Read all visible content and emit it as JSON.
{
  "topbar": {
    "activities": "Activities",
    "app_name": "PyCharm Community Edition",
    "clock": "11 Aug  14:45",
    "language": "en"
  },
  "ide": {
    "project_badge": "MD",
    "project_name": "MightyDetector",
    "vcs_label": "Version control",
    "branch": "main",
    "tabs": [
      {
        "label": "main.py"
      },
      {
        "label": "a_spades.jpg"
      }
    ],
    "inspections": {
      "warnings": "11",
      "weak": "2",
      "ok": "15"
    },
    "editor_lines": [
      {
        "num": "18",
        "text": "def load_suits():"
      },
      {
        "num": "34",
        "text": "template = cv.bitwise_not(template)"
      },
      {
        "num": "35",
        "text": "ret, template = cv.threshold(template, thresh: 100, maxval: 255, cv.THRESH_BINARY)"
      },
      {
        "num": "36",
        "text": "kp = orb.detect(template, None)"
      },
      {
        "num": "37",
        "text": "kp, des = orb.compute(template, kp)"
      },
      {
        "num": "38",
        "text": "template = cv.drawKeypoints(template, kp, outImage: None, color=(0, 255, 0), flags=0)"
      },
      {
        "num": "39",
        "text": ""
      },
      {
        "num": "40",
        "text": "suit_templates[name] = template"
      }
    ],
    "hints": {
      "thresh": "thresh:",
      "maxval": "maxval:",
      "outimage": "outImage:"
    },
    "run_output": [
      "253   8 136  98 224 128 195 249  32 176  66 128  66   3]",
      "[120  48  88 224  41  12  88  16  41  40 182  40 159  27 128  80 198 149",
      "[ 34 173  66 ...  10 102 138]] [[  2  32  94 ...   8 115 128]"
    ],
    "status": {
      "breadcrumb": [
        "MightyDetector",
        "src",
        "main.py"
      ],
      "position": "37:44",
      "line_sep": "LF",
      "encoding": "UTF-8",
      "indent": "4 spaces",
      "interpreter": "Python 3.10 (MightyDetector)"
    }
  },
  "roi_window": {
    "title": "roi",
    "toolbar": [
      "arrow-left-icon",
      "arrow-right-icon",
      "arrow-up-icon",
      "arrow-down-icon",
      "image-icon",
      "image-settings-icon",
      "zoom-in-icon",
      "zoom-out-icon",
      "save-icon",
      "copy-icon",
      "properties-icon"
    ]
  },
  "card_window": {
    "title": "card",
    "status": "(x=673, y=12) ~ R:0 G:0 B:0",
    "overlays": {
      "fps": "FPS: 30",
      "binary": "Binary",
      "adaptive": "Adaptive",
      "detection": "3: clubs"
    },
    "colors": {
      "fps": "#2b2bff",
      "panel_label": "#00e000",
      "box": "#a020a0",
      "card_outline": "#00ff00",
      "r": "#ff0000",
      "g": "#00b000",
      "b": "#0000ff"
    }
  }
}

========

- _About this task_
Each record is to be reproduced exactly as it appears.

- _Exercise response_
Read all visible content and emit it as JSON.
{
  "topbar": {
    "activities": "Activities",
    "app_name": "PyCharm Community Edition",
    "clock": "11 Aug  14:45",
    "language": "en"
  },
  "ide": {
    "project_badge": "MD",
    "project_name": "MightyDetector",
    "vcs_label": "Version control",
    "branch": "main",
    "tabs": [
      {
        "label": "main.py"
      },
      {
        "label": "a_spades.jpg"
      }
    ],
    "inspections": {
      "warnings": "11",
      "weak": "2",
      "ok": "15"
    },
    "editor_lines": [
      {
        "num": "18",
        "text": "def load_suits():"
      },
      {
        "num": "34",
        "text": "template = cv.bitwise_not(template)"
      },
      {
        "num": "35",
        "text": "ret, template = cv.threshold(template, thresh: 100, maxval: 255, cv.THRESH_BINARY)"
      },
      {
        "num": "36",
        "text": "kp = orb.detect(template, None)"
      },
      {
        "num": "37",
        "text": "kp, des = orb.compute(template, kp)"
      },
      {
        "num": "38",
        "text": "template = cv.drawKeypoints(template, kp, outImage: None, color=(0, 255, 0), flags=0)"
      },
      {
        "num": "39",
        "text": ""
      },
      {
        "num": "40",
        "text": "suit_templates[name] = template"
      }
    ],
    "hints": {
      "thresh": "thresh:",
      "maxval": "maxval:",
      "outimage": "outImage:"
    },
    "run_output": [
      "253   8 136  98 224 128 195 249  32 176  66 128  66   3]",
      "[120  48  88 224  41  12  88  16  41  40 182  40 159  27 128  80 198 149",
      "[ 34 173  66 ...  10 102 138]] [[  2  32  94 ...   8 115 128]"
    ],
    "status": {
      "breadcrumb": [
        "MightyDetector",
        "src",
        "main.py"
      ],
      "position": "37:44",
      "line_sep": "LF",
      "encoding": "UTF-8",
      "indent": "4 spaces",
      "interpreter": "Python 3.10 (MightyDetector)"
    }
  },
  "roi_window": {
    "title": "roi",
    "toolbar": [
      "arrow-left-icon",
      "arrow-right-icon",
      "arrow-up-icon",
      "arrow-down-icon",
      "image-icon",
      "image-settings-icon",
      "zoom-in-icon",
      "zoom-out-icon",
      "save-icon",
      "copy-icon",
      "properties-icon"
    ]
  },
  "card_window": {
    "title": "card",
    "status": "(x=673, y=12) ~ R:0 G:0 B:0",
    "overlays": {
      "fps": "FPS: 30",
      "binary": "Binary",
      "adaptive": "Adaptive",
      "detection": "3: clubs"
    },
    "colors": {
      "fps": "#2b2bff",
      "panel_label": "#00e000",
      "box": "#a020a0",
      "card_outline": "#00ff00",
      "r": "#ff0000",
      "g": "#00b000",
      "b": "#0000ff"
    }
  }
}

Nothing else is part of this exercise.